Brief introduction to the Buoys
The Buoys were a short-lived American group who had garnered only one major hit, “Timothy.” It was written for them by Rupert Holmes, who also wrote the bulk of the Buoys’ material. Anyway, “Timothy”’s song was deliberately controversial as it relates cannibalism. It broke into the Top 20 chart in 1971. But the Buoys’ follow-up single “Give Up Your Guns,” never surpassed or even duplicated the achievement of “Timothy” and became only a minor hit. Then the group broke up afterwards after their move to another label (Polydor).
The Buoys band lineup
The Buoys were a pop/rock and progressive rock band, formed in the Wilkes-Barre-Scranton, Pennsylvania in 1970. The group consisted of lead singer Billy Kelly, keyboardist Fran Bozena, bassist Gerry Hludzik, guitarist Chris Hanlon, and drummer Carl Siracuse. The band’s original bassist was actually Bob Gryziec, who also played in the band’s would-be hit record “Timothy.”
The Buoys generated one of the most bizarre hit singles in music history, “Timothy.” It was written by Rupert Holmes, who would go on to have a successful solo career through the hits “Escape (The Pina Colada Song)” (which is also a rather odd song itself, so we guess Holmes knew how to get anyone’s attention).
“Timothy”‘s offbeat and unnerving story centers around three coal miners who are trapped in a collapsed mine. The two men, who are starving to death, end up resorting to cannibalism against the song’s title character. According to Holmes himself, the song was inspired by Tennessee Ernie Ford’s popular version of the song “Sixteen Tons” (written and originally performed by country singer Merle Travis) which tells about the hard life of a coal miner. And what’s more odd about “Timothy” is that Holmes wrote the song with the intention for it to get banned, since the song’s theme is based on cannibalism. The Glass Prism was actually Holmes’ original choice to record “Timothy,” but the band was contracted to another record label at that time.
“Timothy” was released on Scepter label. It climbed to the charts, peaking at #17 on the Billboard Hot 100 in 1971. “Timothy” lingered on the charts for eight weeks.
The band’s other songs and (unsuccessful) singles
Holmes went on to write the Buoys’ follow-up single “Give Up Your Guns,” which tells about a bank robber who’s at large.
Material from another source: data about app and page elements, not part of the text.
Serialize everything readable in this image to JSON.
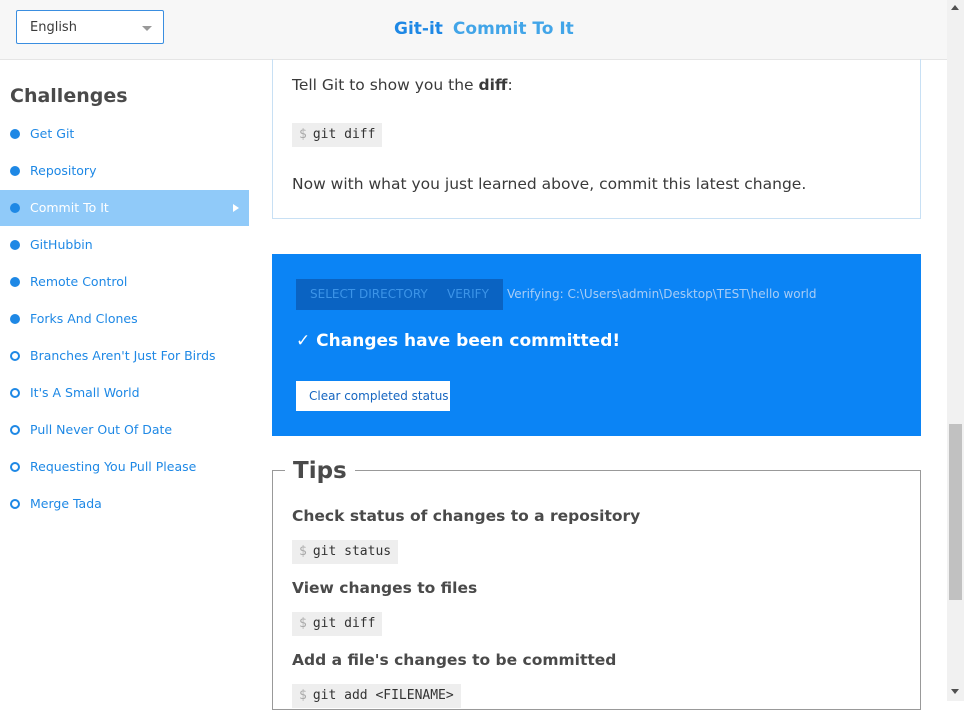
{
  "header": {
    "language": "English",
    "app_name": "Git-it",
    "challenge_title": "Commit To It"
  },
  "sidebar": {
    "heading": "Challenges",
    "items": [
      {
        "label": "Get Git",
        "completed": true
      },
      {
        "label": "Repository",
        "completed": true
      },
      {
        "label": "Commit To It",
        "completed": true,
        "active": true
      },
      {
        "label": "GitHubbin",
        "completed": true
      },
      {
        "label": "Remote Control",
        "completed": true
      },
      {
        "label": "Forks And Clones",
        "completed": true
      },
      {
        "label": "Branches Aren't Just For Birds",
        "completed": false
      },
      {
        "label": "It's A Small World",
        "completed": false
      },
      {
        "label": "Pull Never Out Of Date",
        "completed": false
      },
      {
        "label": "Requesting You Pull Please",
        "completed": false
      },
      {
        "label": "Merge Tada",
        "completed": false
      }
    ]
  },
  "main": {
    "diff_text_pre": "Tell Git to show you the ",
    "diff_text_bold": "diff",
    "diff_text_post": ":",
    "diff_command": "git diff",
    "commit_text": "Now with what you just learned above, commit this latest change.",
    "prompt_symbol": "$"
  },
  "verify": {
    "select_dir_label": "SELECT DIRECTORY",
    "verify_label": "VERIFY",
    "verifying_text": "Verifying: C:\\Users\\admin\\Desktop\\TEST\\hello world",
    "committed_message": "✓ Changes have been committed!",
    "clear_label": "Clear completed status"
  },
  "tips": {
    "heading": "Tips",
    "items": [
      {
        "title": "Check status of changes to a repository",
        "command": "git status"
      },
      {
        "title": "View changes to files",
        "command": "git diff"
      },
      {
        "title": "Add a file's changes to be committed",
        "command": "git add <FILENAME>"
      }
    ]
  },
  "colors": {
    "accent": "#1e88e5",
    "active_item_bg": "#90caf9",
    "verify_bg": "#0b84f5"
  }
}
The song had more serious and darker tone (as well as less humor) compared to “Timothy.” It only landed at #84 on the Billboard Hot 100, although it was a bigger hit in Europe (not only on one occasion, but twice).
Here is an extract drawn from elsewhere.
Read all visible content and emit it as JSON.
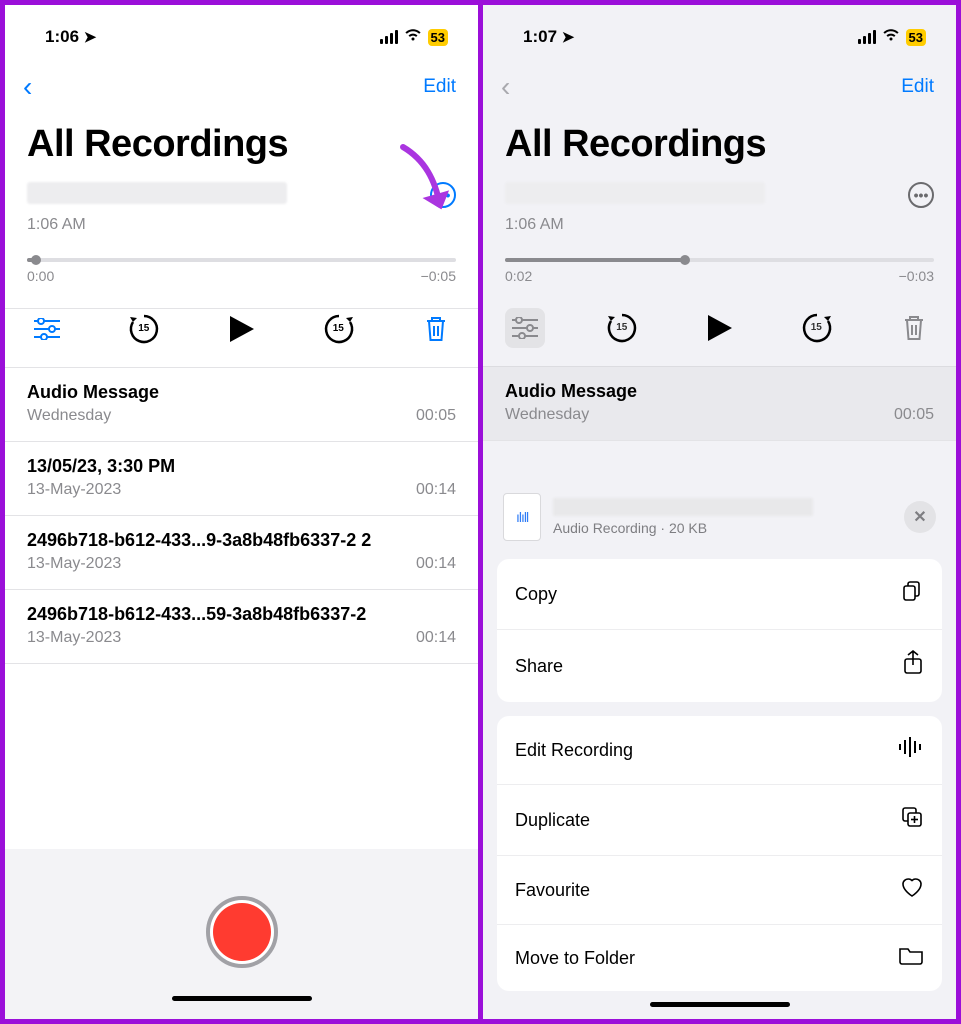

Holmes also wrote other songs for the band, including “The Prince of Thieves,” “Tomorrow,” and “Blood Knot.” The band also penned their own material, such as “Absent Friend,” “Castles,” “Good Lovin'” and “Tell Me Heaven Is Here.” They wrote a lot of songs, actually, which were definitely less dark than the songs Holmes wrote for them (with the exception of “Pittsburgh Steel,” whose story centers around steelworkers who hatch a plot to kill their foreman)
Disbandment and re-formation
The band moved to Polydor Records but they later disbanded. After The Buoys had dissolved, Kelly and Hludzik formed Dakota in 1980, who would open for Queen in the band’s US tour. The Buoys regrouped, this time with newer members, with Kelly and Hludzik having remained the only original members left, along with the newer members.